**** DATA SHOWN ****

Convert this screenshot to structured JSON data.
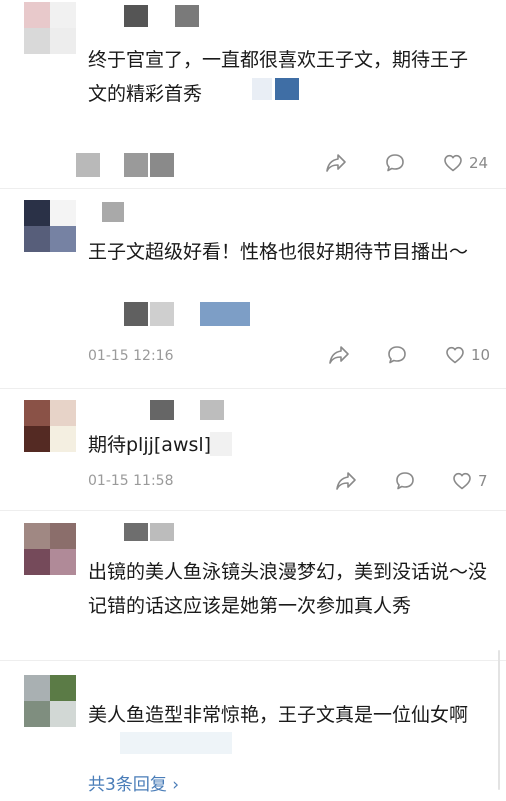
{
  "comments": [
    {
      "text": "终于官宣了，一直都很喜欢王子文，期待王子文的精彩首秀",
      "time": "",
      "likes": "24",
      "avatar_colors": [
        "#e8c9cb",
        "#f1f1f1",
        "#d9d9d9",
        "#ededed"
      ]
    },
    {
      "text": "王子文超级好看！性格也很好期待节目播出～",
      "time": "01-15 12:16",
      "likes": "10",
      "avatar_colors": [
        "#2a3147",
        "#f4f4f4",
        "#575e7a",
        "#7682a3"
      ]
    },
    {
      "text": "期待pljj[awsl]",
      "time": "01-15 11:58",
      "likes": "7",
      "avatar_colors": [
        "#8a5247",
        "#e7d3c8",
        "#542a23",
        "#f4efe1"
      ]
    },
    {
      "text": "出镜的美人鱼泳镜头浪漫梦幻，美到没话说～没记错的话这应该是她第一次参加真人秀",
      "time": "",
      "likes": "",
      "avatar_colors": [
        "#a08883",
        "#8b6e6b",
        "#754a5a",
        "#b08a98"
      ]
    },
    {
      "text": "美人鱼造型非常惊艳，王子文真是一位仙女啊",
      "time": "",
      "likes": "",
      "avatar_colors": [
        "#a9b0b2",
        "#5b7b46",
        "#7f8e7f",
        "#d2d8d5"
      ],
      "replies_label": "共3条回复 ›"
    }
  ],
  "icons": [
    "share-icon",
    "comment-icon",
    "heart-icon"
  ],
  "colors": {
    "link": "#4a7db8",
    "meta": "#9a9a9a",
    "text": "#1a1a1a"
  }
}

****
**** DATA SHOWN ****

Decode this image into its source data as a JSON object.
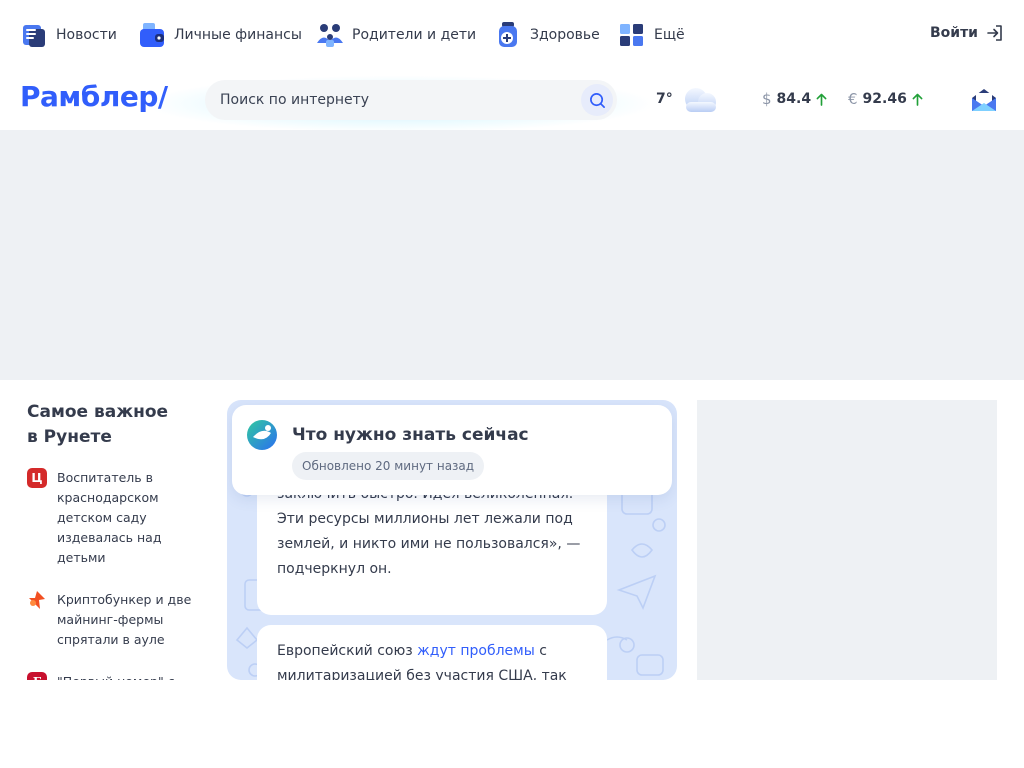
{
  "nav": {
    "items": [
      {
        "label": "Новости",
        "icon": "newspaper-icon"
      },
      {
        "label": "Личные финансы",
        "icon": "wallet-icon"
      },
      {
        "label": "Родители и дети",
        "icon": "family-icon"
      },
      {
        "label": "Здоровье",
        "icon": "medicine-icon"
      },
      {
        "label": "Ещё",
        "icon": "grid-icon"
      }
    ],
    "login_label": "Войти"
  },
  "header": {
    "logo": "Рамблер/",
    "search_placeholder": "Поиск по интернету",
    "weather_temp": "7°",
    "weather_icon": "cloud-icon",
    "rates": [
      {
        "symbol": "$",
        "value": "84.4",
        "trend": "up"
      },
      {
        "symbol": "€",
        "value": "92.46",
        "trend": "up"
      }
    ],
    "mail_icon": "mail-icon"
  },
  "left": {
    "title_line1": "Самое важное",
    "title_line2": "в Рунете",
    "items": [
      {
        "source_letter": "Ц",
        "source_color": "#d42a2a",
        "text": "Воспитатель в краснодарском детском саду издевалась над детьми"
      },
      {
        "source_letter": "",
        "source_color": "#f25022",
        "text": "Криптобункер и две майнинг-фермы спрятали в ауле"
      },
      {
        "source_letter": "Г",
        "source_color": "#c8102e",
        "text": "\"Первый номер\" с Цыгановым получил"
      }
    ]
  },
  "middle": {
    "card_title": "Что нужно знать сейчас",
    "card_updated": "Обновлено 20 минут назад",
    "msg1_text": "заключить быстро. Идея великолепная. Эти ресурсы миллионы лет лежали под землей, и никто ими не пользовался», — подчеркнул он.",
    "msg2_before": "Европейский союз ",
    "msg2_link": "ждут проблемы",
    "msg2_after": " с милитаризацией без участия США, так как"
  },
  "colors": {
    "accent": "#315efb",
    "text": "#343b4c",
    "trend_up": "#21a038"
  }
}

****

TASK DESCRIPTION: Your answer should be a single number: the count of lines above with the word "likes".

EXPECTED ANSWER: 5